A number of studies have suggested that the postpartum period may also present a risk for the onset or worsening of OCD.

OCD Subtypes in Children

Although many people think of OCD as a disorder that affects only adults, a similar percentage of children are also affected. While there are many similarities between adult-onset and childhood-onset OCD, there are also many important differences—particularly with respect to treatment and the nature of symptoms.

We usually think of OCD as being caused by a combination of stress, genetic factors, and an imbalance of chemicals in the brain. But there is growing evidence that a specific form of childhood OCD may actually be an autoimmune disorder called pediatric autoimmune neuropsychiatric disorders associated with streptococcal infections (PANDAS).

Children with PANDAS develop OCD or tic disorders suddenly after a strep infection (such as strep throat) or scarlet fever (or have a worsening of existing OCD symptoms). Studies at the National Institute of Mental Health have shown that a strep infection can produce cross-reactive "anti-brain" antibodies that produce the symptoms of PANDAS in children between age three and puberty.

Treatment for OCD Subtypes

Choosing a course of treatment for OCD depends on several factors, including:

  • What has worked in the past
  • Your attitudes toward medication
  • Your motivation to undergo exposure response prevention (ERP) or cognitive-behavioral therapy (CBT)
  • The severity of your symptoms
  • The presence of other disorders such as depression

In general, most OCD types respond to some combination of cognitive-behavior therapy (CBT), exposure-response prevention, and medication.

An exception may be hoarding, which does not seem to improve with medication but does seem to respond to psychotherapy. Discuss with a psychologist or physician the ways in which ERP, CBT, and medication can be adjusted for maximum benefit based on your symptoms.

A Word From Verywell

If you have symptoms of OCD or its related disorders, see your health care provider as there is treatment available. You are not the only person with one of these disorders. You will find support and get the help you need to relieve yourself of these symptoms.

8 Sources
Verywell Mind uses only high-quality sources, including peer-reviewed studies, to support the facts within our articles. Read our editorial process to learn more about how we fact-check and keep our content accurate, reliable, and trustworthy.
  1. Williams MT, Mugno B, Franklin M, Faber S. Symptom dimensions in obsessive-compulsive disorder: Phenomenology and treatment outcomes with exposure and ritual preventionPsychopathology. 2013;46(6):365–376. doi:10.1159/000348582
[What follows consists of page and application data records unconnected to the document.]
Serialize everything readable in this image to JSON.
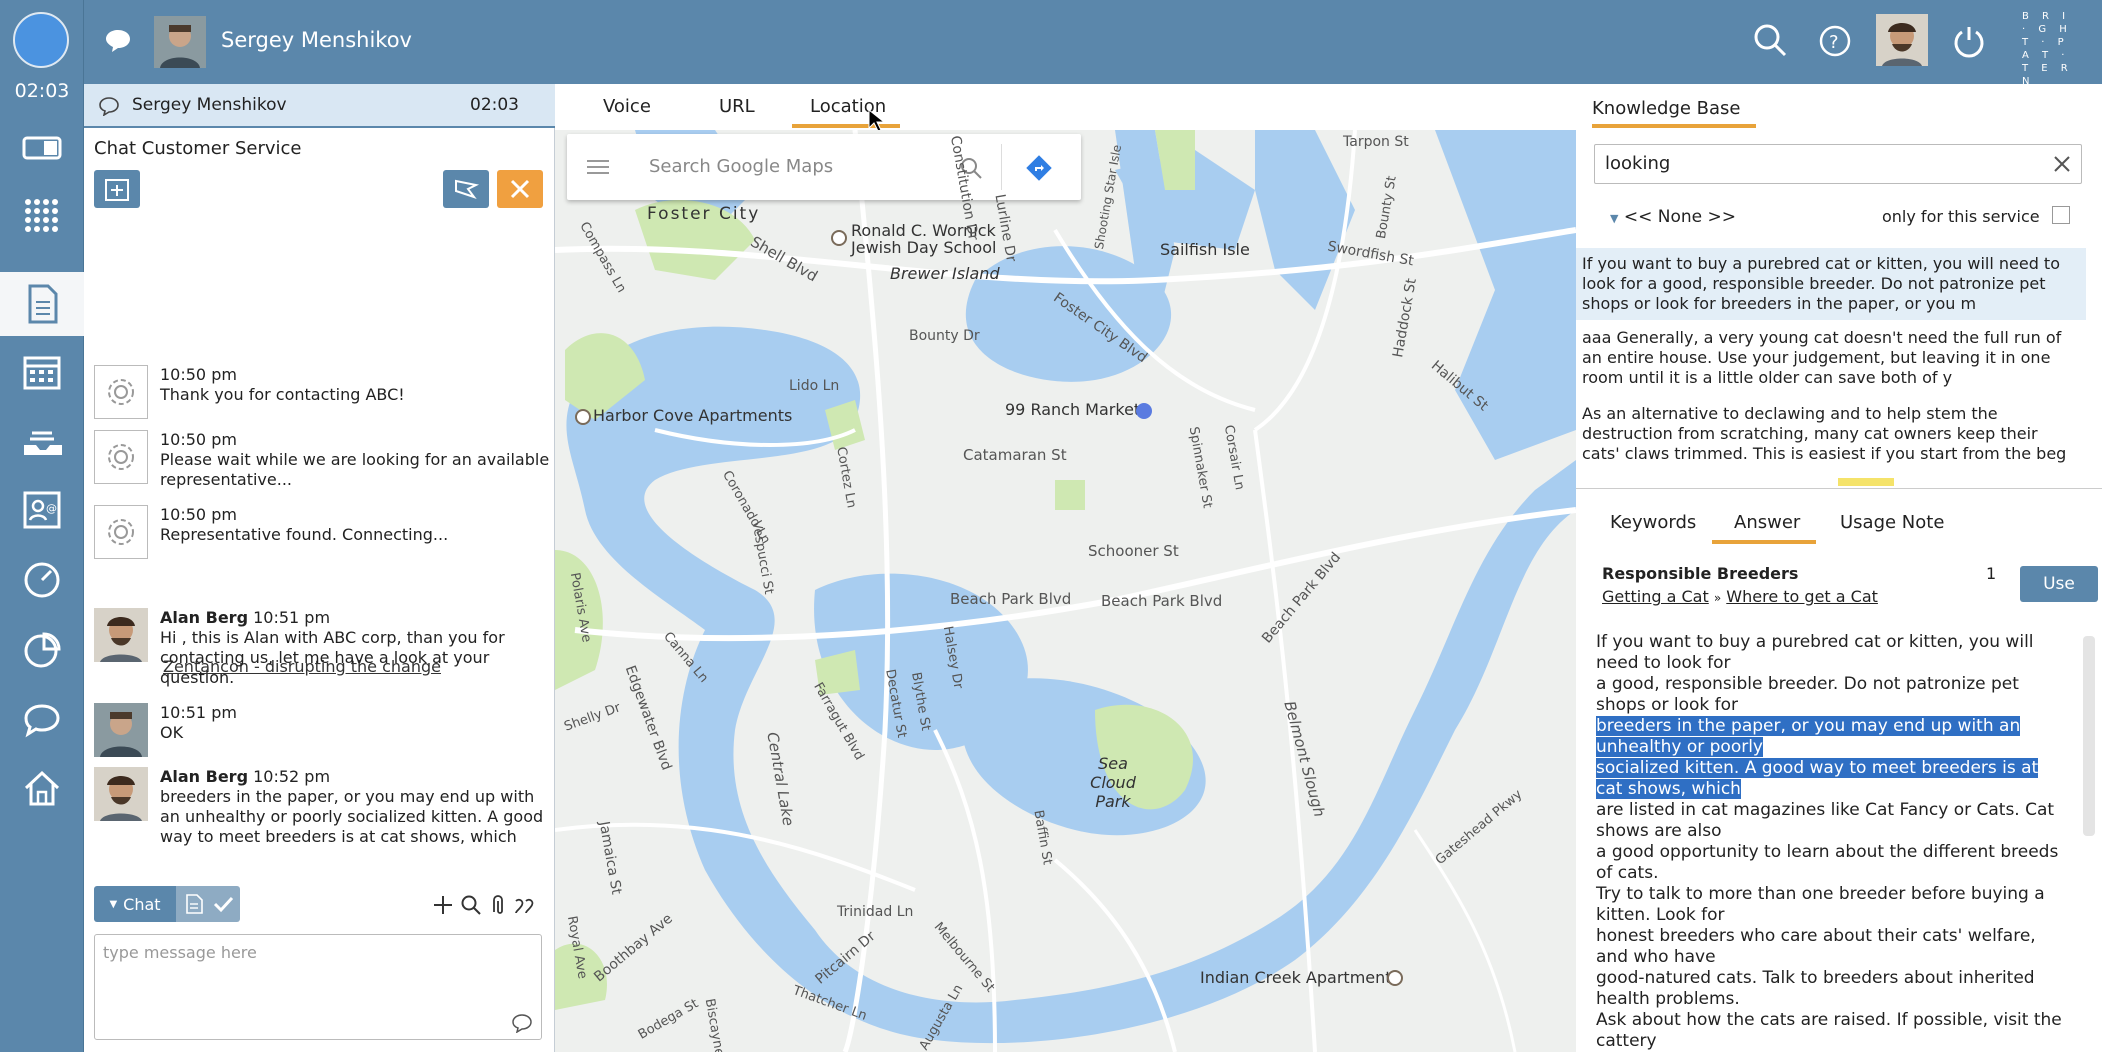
{
  "topbar": {
    "agent_name": "Sergey Menshikov",
    "brand_text": "B R I · G H T · P A T · T E R N",
    "icons": [
      "chat-bubble-icon",
      "search-icon",
      "help-icon",
      "power-icon"
    ]
  },
  "sidebar": {
    "timer": "02:03",
    "items": [
      "window-icon",
      "grid-icon",
      "document-icon",
      "calendar-icon",
      "inbox-icon",
      "contact-card-icon",
      "gauge-icon",
      "pie-chart-icon",
      "speech-bubble-icon",
      "home-icon"
    ]
  },
  "chat": {
    "header_name": "Sergey Menshikov",
    "header_time": "02:03",
    "service": "Chat Customer Service",
    "messages": [
      {
        "time": "10:50 pm",
        "text": "Thank you for contacting ABC!"
      },
      {
        "time": "10:50 pm",
        "text": "Please wait while we are looking for an available representative..."
      },
      {
        "time": "10:50 pm",
        "text": "Representative found. Connecting..."
      },
      {
        "author": "Alan Berg",
        "time": "10:51 pm",
        "text": "Hi , this is Alan with ABC corp, than you for contacting us, let me have a look at your question."
      },
      {
        "time": "10:51 pm",
        "text": "OK"
      },
      {
        "author": "Alan Berg",
        "time": "10:52 pm",
        "text": "breeders in the paper, or you may end up with an unhealthy or poorly socialized kitten. A good way to meet breeders is at cat shows, which"
      }
    ],
    "link_text": "Zentancon - disrupting the change",
    "chat_button": "Chat",
    "input_placeholder": "type message here"
  },
  "center": {
    "tabs": [
      "Voice",
      "URL",
      "Location"
    ],
    "active_tab": "Location",
    "map": {
      "search_placeholder": "Search Google Maps",
      "labels": {
        "foster_city": "Foster City",
        "wornick": "Ronald C. Wornick Jewish Day School",
        "brewer": "Brewer Island",
        "sailfish": "Sailfish Isle",
        "harbor": "Harbor Cove Apartments",
        "ranch": "99 Ranch Market",
        "catamaran": "Catamaran St",
        "schooner": "Schooner St",
        "beachpark1": "Beach Park Blvd",
        "beachpark2": "Beach Park Blvd",
        "seacloud": "Sea Cloud Park",
        "indian": "Indian Creek Apartments",
        "shell": "Shell Blvd",
        "bounty": "Bounty Dr",
        "lido": "Lido Ln",
        "tarpon": "Tarpon St",
        "swordfish": "Swordfish St",
        "trinidad": "Trinidad Ln",
        "central": "Central Lake",
        "belmont": "Belmont Slough",
        "fostercity": "Foster City Blvd",
        "pitcairn": "Pitcairn Dr",
        "edgewater": "Edgewater Blvd",
        "beachpark3": "Beach Park Blvd",
        "halibut": "Halibut St",
        "haddock": "Haddock St",
        "constitution": "Constitution Dr",
        "lurline": "Lurline Dr",
        "shooting": "Shooting Star Isle",
        "boothbay": "Boothbay Ave",
        "jamaica": "Jamaica St",
        "spinnaker": "Spinnaker St",
        "corsair": "Corsair Ln",
        "cortez": "Cortez Ln",
        "halsey": "Halsey Dr",
        "blythe": "Blythe St",
        "decatur": "Decatur St",
        "farragut": "Farragut Blvd",
        "baffin": "Baffin St",
        "melbourne": "Melbourne St",
        "gateshead": "Gateshead Pkwy",
        "bodega": "Bodega St",
        "biscayne": "Biscayne",
        "thatcher": "Thatcher Ln",
        "augusta": "Augusta Ln",
        "compass": "Compass Ln",
        "canna": "Canna Ln",
        "vespucci": "Vespucci St",
        "coronado": "Coronado Ln",
        "shelly": "Shelly Dr",
        "polaris": "Polaris Ave",
        "royal": "Royal Ave",
        "bounty2": "Bounty St"
      }
    }
  },
  "knowledge_base": {
    "title": "Knowledge Base",
    "search_value": "looking",
    "filter": "<< None >>",
    "only_service": "only for this service",
    "results": [
      "If you want to buy a purebred cat or kitten, you will need to look for a good, responsible breeder. Do not patronize pet shops or look for breeders in the paper, or you m",
      "aaa Generally, a very young cat doesn't need the full run of an entire house. Use your judgement, but leaving it in one room until it is a little older can save both of y",
      "As an alternative to declawing and to help stem the destruction from scratching, many cat owners keep their cats' claws trimmed. This is easiest if you start from the beg"
    ],
    "tabs": [
      "Keywords",
      "Answer",
      "Usage Note"
    ],
    "answer_title": "Responsible Breeders",
    "answer_count": "1",
    "use_button": "Use",
    "crumb_1": "Getting a Cat",
    "crumb_sep": "»",
    "crumb_2": "Where to get a Cat",
    "answer_lines": [
      "If you want to buy a purebred cat or kitten, you will need to look for",
      "a good, responsible breeder. Do not patronize pet shops or look for",
      "breeders in the paper, or you may end up with an unhealthy or poorly",
      "socialized kitten. A good way to meet breeders is at cat shows, which",
      "are listed in cat magazines like Cat Fancy or Cats. Cat shows are also",
      "a good opportunity to learn about the different breeds of cats.",
      "Try to talk to more than one breeder before buying a kitten. Look for",
      "honest breeders who care about their cats' welfare, and who have",
      "good-natured cats. Talk to breeders about inherited health problems.",
      "Ask about how the cats are raised. If possible, visit the cattery"
    ],
    "highlighted_lines": [
      2,
      3
    ]
  },
  "colors": {
    "accent": "#5b87ab",
    "tab_underline": "#e8a33a",
    "close_orange": "#f0a040",
    "highlight": "#2f6fc4",
    "water": "#a8cdf0",
    "park": "#cfe8b2"
  }
}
  2. Leckman JF, Bloch MH, King RA. Symptom dimensions and subtypes of obsessive-compulsive disorder: A developmental perspectiveDialogues Clin Neurosci. 2009;11(1):21–33. doi:10.1007/0-387-23370-9_1

  3. Regier DA, Kuhl EA, Kupfer DJ. The DSM-5: Classification and criteria changesWorld Psychiatry. 2013;12(2):92–98. doi:10.1002/wps.20050

  4. Pittenger C, Kelmendi B, Bloch M, Krystal JH, Coric V. Clinical treatment of obsessive compulsive disorderPsychiatry (Edgmont). 2005;2(11):34-43.

  5. CDC. Other concerns and conditions of Tourette syndrome. Reviewed May 13, 2020.

  6. Forray A, Focseneanu M, Pittman B, McDougle CJ, Epperson CN. Onset and exacerbation of obsessive-compulsive disorder in pregnancy and the postpartum periodJ Clin Psychiatry. 2010;71(8):1061–1068. doi:10.4088/JCP.09m05381blu

  7. Marazziti D, Mucci F, Fontenelle LF. Immune system and obsessive-compulsive disorder. Psychoneuroendocrinology. 2018;93:39-44. doi:10.1016/j.psyneuen.2018.04.013

  8. Hezel DM, Simpson HB. Exposure and response prevention for obsessive-compulsive disorder: A review and new directionsIndian J Psychiatry. 2019;61(Suppl 1):S85-S92. doi:10.4103/psychiatry.IndianJPsychiatry_516_18

Additional Reading
  • American Psychiatric Association. Diagnostic and Statistical Manual of Mental Disorders (Fifth Edition). American Psychiatric Association; 2013.

  • National Institute of Mental Health. PANDAS—questions and answers. Updated 2019.

By Owen Kelly, PhD
Owen Kelly, PhD, is a clinical psychologist, professor, and author in Ontario, ON, who specializes in anxiety and mood disorders.